• **Work to be completed**:
Please return all lines from the records below that include the string "JSON".

Dataset rows for apps and sites:
• • • •

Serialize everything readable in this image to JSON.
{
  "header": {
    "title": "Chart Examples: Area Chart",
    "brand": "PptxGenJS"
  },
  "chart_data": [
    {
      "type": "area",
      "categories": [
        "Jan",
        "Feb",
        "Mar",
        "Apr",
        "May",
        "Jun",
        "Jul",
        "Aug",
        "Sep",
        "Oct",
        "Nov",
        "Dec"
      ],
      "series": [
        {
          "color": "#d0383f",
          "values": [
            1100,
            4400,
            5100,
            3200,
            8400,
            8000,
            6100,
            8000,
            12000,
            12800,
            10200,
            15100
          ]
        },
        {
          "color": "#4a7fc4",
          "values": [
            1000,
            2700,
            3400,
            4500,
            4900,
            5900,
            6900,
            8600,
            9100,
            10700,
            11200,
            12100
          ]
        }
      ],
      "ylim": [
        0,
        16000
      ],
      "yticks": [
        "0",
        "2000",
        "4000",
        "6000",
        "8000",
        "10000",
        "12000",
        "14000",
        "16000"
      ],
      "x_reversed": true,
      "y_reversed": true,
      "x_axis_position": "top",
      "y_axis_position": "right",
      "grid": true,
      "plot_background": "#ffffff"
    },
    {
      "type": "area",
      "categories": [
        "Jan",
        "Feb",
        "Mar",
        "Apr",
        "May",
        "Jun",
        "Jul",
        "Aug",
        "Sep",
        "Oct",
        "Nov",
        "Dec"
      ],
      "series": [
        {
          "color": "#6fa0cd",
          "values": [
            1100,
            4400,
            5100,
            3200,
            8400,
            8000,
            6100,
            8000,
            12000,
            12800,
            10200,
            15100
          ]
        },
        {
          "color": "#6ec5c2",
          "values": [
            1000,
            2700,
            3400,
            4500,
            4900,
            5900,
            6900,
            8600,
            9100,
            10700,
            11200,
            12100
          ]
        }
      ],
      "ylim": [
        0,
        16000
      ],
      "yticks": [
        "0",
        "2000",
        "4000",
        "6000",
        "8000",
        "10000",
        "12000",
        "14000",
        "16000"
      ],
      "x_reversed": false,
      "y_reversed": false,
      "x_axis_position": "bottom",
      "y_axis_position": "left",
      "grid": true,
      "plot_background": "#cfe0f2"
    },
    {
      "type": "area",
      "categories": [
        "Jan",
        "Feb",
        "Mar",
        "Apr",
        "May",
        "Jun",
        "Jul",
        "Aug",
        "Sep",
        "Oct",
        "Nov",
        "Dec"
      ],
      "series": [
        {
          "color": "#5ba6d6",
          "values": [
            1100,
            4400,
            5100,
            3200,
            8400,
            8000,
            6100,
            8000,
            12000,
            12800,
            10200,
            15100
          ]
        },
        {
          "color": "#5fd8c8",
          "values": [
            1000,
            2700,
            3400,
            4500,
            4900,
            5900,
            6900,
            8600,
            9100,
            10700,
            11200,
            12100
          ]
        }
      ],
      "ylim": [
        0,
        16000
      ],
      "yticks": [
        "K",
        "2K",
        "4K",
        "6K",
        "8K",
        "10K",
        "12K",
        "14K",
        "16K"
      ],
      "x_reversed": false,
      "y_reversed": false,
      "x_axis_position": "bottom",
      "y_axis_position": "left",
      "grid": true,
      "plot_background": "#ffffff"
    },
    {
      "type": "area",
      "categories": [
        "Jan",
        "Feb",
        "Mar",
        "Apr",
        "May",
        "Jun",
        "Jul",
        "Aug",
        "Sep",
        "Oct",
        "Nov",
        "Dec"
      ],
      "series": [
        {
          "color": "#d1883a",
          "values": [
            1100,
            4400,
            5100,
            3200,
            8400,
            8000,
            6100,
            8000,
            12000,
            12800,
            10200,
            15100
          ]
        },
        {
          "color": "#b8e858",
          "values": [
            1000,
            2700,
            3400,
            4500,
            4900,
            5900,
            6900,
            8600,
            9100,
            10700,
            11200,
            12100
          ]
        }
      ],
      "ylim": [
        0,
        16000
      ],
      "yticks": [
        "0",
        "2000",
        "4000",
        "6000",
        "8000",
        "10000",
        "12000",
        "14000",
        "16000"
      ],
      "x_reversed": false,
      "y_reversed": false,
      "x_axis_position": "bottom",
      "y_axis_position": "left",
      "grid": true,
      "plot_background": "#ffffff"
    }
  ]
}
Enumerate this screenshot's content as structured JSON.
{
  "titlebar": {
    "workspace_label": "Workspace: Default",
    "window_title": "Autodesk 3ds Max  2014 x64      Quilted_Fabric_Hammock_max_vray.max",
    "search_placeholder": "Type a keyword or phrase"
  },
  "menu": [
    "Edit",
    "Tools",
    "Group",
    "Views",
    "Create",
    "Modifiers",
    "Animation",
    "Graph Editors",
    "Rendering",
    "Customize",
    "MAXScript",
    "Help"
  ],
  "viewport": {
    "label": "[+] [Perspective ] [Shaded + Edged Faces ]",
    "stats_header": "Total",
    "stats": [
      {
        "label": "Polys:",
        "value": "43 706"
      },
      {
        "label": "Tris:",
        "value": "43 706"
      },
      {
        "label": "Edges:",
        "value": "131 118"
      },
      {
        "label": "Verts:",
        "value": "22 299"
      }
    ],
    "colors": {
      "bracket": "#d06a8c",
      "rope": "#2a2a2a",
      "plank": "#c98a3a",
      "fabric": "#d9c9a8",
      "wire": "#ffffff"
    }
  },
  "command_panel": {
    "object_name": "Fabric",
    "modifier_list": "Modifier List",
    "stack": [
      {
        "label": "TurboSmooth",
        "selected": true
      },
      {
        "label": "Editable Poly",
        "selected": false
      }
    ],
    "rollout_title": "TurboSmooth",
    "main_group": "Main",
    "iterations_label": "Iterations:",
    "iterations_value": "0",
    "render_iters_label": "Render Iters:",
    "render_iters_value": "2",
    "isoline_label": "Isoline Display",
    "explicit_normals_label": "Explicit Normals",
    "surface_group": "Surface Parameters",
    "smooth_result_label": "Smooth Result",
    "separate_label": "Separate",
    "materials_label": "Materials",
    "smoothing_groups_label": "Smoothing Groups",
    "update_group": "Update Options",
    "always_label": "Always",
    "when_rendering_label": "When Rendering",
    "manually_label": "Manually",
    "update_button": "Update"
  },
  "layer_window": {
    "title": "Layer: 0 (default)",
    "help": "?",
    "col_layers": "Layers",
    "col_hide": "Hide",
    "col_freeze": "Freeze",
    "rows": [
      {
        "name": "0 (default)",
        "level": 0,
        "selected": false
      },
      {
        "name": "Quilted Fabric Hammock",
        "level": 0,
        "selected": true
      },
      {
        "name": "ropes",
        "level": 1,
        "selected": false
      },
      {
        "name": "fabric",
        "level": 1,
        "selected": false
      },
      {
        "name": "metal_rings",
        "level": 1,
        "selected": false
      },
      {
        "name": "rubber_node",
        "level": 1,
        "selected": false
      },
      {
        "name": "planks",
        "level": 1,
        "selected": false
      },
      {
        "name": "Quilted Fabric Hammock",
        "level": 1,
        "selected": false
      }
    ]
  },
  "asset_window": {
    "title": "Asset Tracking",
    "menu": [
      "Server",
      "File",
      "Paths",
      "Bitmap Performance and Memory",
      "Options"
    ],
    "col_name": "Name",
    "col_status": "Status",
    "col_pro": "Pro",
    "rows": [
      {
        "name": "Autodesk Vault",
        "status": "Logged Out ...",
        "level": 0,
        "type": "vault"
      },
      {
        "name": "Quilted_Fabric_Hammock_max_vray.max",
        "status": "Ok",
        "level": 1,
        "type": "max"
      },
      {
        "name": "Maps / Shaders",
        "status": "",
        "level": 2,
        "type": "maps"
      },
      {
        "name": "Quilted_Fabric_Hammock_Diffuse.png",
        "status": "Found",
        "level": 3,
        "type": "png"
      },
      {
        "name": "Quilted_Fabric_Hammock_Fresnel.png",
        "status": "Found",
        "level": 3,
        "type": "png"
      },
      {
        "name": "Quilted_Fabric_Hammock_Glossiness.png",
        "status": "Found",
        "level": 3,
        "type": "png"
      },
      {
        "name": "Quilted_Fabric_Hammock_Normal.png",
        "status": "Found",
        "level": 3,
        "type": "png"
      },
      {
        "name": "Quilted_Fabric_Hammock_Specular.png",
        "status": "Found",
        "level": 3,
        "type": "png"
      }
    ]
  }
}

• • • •

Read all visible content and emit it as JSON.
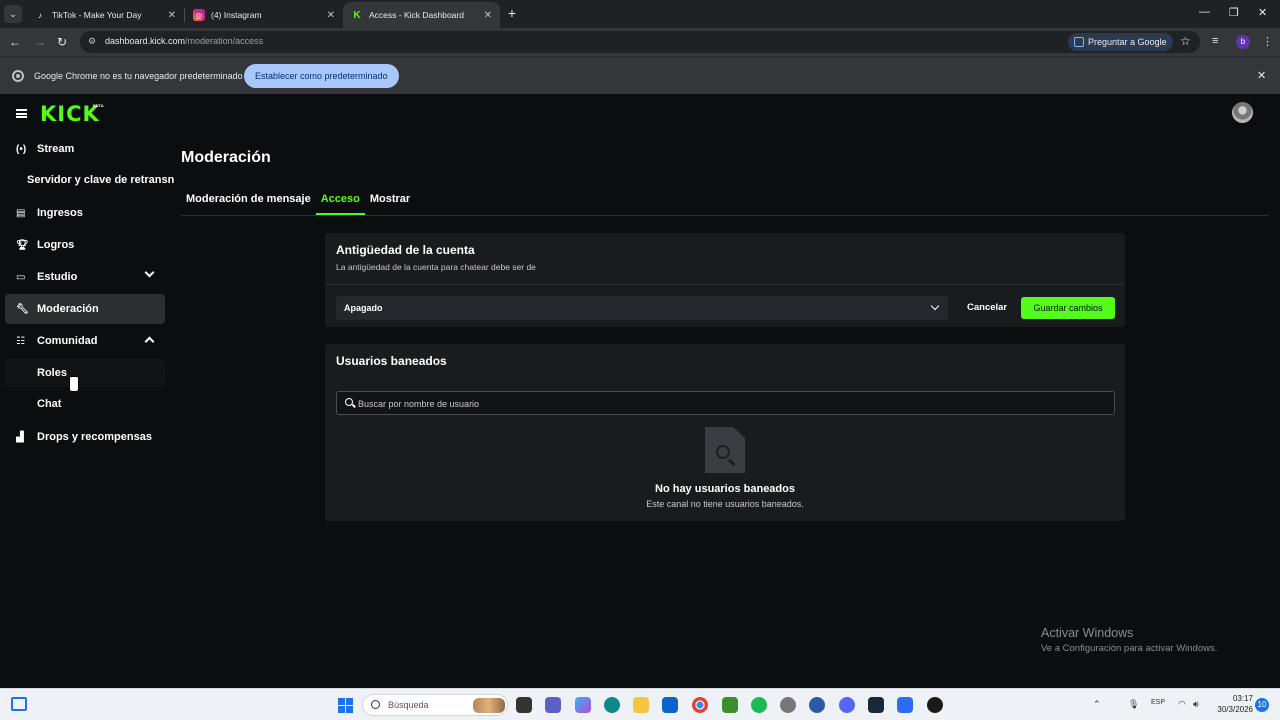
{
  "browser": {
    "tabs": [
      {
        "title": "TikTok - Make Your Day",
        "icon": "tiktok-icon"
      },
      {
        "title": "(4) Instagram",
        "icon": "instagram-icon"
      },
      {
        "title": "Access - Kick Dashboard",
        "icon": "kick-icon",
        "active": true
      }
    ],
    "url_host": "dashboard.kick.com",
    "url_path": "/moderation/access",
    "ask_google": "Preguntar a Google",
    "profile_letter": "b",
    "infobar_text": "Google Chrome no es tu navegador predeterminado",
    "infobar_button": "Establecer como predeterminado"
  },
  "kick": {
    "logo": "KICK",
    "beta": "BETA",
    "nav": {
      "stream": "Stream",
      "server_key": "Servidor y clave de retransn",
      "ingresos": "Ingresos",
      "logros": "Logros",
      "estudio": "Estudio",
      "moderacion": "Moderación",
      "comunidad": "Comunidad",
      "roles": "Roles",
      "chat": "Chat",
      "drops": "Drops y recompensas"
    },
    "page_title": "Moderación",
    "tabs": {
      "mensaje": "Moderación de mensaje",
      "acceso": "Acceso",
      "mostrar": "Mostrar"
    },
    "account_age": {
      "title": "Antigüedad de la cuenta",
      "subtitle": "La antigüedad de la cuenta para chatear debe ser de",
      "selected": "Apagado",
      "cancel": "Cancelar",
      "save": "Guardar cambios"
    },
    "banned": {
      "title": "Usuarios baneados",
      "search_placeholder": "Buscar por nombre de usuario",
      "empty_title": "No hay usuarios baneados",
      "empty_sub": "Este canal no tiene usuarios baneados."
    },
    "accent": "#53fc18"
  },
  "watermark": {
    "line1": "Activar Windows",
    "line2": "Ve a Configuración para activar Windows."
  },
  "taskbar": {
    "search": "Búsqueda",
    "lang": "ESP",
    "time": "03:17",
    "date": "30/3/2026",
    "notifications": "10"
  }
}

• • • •

• **Result for this task**:
Serialize everything readable in this image to JSON.
Enumerate this screenshot's content as structured JSON.
Read all visible content and emit it as JSON.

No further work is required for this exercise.